[Opening Exercise data section]

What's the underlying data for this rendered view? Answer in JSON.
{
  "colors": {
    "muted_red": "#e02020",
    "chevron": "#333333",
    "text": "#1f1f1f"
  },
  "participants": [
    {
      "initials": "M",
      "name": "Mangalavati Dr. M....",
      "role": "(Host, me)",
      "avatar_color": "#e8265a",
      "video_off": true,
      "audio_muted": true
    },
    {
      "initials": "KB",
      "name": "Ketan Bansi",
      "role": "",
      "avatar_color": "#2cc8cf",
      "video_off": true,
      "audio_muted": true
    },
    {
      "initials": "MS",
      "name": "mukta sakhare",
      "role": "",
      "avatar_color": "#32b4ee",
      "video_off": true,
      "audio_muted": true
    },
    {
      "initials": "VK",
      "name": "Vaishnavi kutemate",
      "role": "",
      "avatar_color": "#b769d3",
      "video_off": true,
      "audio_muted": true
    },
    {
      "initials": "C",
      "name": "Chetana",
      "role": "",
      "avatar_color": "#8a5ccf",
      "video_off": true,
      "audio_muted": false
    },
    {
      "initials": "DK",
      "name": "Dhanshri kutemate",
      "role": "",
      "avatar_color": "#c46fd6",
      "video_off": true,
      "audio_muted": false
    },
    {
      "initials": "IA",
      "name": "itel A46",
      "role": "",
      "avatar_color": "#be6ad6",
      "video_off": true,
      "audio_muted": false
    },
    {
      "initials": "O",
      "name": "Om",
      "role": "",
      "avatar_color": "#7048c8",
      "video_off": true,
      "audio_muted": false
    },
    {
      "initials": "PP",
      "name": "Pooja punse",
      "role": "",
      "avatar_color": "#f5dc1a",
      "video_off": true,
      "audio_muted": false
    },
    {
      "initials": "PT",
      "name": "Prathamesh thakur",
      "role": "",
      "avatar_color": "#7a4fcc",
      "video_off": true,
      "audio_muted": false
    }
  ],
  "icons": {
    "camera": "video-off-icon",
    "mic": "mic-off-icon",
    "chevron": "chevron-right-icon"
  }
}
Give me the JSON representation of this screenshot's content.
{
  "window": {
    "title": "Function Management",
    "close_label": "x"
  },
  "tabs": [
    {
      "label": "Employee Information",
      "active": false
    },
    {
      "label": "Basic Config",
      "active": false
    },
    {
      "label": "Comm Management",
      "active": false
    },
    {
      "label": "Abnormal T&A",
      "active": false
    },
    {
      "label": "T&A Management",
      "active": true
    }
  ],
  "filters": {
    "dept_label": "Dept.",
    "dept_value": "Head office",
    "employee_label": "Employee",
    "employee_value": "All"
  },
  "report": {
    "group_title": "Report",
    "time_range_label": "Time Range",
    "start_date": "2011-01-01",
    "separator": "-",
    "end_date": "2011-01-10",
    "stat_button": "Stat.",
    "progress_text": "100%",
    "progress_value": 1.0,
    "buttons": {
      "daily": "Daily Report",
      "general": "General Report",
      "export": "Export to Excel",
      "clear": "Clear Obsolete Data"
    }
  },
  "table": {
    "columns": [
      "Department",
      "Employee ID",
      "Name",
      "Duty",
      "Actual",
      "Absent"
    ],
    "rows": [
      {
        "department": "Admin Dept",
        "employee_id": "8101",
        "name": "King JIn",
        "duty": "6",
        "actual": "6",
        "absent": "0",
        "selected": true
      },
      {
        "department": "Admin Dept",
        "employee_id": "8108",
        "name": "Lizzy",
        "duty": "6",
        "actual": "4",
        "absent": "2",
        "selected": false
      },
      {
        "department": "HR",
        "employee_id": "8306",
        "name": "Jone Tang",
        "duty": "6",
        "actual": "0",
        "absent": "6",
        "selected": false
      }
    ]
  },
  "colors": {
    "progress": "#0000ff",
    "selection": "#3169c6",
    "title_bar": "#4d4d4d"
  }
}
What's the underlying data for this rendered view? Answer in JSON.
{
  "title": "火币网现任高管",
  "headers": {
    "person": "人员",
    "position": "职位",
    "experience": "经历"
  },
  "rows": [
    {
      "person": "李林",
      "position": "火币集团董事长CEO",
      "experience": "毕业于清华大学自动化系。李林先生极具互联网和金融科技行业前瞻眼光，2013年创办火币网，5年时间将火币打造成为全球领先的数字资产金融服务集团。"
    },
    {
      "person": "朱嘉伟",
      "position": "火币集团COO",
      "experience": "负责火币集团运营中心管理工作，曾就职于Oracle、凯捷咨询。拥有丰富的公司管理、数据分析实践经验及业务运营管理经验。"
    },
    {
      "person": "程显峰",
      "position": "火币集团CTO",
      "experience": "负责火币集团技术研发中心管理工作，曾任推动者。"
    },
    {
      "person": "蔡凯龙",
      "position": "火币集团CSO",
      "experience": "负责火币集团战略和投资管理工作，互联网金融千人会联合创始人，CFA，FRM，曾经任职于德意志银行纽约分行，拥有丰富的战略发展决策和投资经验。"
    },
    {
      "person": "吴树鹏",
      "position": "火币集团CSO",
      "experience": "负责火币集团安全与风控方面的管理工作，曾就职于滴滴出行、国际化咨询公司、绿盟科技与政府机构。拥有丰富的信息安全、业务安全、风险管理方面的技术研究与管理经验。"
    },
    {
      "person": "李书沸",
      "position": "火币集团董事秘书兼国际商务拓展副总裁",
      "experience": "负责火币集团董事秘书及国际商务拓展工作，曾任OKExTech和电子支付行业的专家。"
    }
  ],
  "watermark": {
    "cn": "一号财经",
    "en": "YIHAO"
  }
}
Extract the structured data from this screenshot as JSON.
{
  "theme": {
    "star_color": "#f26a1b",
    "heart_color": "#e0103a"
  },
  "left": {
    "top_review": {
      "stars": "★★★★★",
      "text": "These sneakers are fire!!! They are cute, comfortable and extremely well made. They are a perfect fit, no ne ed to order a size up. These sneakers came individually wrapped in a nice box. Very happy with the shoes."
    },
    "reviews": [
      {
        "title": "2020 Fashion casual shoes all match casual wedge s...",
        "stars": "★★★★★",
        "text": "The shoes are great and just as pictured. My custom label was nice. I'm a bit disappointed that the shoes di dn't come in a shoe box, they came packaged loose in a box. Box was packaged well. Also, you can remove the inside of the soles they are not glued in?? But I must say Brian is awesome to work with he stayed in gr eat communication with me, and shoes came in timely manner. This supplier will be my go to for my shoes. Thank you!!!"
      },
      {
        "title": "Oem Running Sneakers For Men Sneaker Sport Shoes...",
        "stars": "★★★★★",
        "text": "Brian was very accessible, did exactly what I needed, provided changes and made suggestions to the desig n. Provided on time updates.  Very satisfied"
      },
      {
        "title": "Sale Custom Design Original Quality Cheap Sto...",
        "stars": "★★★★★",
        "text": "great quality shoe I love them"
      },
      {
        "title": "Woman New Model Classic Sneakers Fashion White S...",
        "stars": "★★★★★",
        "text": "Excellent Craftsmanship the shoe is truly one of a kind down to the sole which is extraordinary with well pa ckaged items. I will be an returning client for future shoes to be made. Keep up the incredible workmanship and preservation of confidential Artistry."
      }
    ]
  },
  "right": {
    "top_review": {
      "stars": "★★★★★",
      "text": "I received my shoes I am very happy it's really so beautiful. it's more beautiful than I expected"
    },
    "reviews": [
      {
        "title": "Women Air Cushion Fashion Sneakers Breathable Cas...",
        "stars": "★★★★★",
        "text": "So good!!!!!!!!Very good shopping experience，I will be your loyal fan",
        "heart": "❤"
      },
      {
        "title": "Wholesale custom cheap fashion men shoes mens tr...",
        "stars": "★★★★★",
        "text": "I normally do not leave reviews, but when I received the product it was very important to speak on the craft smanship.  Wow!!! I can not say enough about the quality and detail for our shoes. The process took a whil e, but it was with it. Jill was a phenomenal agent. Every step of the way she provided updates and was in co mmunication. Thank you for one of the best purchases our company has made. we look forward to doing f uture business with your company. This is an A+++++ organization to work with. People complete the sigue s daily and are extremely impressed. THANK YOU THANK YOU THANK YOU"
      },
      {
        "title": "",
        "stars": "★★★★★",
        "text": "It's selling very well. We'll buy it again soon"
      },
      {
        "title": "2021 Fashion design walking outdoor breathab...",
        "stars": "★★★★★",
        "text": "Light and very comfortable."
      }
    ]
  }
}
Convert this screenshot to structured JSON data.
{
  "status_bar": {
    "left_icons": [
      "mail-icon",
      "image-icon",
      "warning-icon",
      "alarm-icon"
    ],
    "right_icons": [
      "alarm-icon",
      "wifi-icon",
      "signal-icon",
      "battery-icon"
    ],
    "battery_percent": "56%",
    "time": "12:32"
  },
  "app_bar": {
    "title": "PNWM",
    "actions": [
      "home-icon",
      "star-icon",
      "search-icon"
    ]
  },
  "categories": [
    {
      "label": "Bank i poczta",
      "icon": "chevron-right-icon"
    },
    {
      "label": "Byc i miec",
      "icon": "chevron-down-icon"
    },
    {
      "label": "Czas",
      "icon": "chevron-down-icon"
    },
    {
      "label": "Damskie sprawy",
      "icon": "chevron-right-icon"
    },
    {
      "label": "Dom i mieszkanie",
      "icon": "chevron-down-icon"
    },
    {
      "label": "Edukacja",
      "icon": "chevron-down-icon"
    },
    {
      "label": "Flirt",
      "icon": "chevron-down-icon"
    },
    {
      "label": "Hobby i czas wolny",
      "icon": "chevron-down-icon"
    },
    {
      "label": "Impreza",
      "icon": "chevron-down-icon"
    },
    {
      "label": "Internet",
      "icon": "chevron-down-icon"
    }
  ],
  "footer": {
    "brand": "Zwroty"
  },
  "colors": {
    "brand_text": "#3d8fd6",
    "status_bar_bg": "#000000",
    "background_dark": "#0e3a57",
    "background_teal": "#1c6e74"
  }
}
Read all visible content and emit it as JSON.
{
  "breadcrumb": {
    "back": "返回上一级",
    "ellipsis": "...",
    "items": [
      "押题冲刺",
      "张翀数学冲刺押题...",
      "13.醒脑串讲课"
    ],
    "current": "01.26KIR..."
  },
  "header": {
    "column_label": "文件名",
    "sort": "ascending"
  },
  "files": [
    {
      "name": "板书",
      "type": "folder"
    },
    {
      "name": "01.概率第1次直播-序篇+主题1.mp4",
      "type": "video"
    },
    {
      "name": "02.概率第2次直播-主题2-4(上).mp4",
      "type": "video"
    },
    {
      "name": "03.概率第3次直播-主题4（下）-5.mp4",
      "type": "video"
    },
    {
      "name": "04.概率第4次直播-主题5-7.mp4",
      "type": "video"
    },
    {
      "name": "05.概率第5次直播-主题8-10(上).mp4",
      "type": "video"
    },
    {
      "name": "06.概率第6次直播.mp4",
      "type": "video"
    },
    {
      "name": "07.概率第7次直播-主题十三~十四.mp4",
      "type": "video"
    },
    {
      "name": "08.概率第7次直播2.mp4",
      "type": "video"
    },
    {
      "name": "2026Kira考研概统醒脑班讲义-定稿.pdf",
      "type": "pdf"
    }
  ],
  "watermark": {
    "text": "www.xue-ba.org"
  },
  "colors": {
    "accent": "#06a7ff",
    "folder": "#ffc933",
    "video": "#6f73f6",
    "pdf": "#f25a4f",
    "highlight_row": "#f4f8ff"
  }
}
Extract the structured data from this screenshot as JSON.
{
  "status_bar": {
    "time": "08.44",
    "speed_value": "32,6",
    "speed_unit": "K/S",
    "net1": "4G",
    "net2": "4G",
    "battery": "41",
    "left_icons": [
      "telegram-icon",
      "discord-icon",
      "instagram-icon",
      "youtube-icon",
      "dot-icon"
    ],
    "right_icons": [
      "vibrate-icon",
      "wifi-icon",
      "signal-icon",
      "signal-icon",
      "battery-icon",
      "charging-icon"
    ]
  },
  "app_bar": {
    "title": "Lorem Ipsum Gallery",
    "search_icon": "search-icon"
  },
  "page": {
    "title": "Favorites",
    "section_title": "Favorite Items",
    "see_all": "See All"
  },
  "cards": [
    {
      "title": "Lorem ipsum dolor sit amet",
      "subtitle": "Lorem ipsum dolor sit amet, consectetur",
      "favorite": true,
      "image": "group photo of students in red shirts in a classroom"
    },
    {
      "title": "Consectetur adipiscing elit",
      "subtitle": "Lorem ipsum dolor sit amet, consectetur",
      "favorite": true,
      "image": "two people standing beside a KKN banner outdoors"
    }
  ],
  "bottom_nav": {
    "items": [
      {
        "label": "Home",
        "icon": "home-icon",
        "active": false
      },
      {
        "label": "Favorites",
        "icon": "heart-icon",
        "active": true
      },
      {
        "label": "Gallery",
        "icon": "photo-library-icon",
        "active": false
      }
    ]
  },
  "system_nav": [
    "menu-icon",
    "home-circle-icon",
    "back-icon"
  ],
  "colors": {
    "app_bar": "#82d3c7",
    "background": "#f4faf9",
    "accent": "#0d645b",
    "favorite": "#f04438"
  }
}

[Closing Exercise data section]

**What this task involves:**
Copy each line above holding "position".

**Response:**
    "position": "职位",
      "position": "火币集团董事长CEO",
      "position": "火币集团COO",
      "position": "火币集团CTO",
      "position": "火币集团CSO",
      "position": "火币集团CSO",
      "position": "火币集团董事秘书兼国际商务拓展副总裁",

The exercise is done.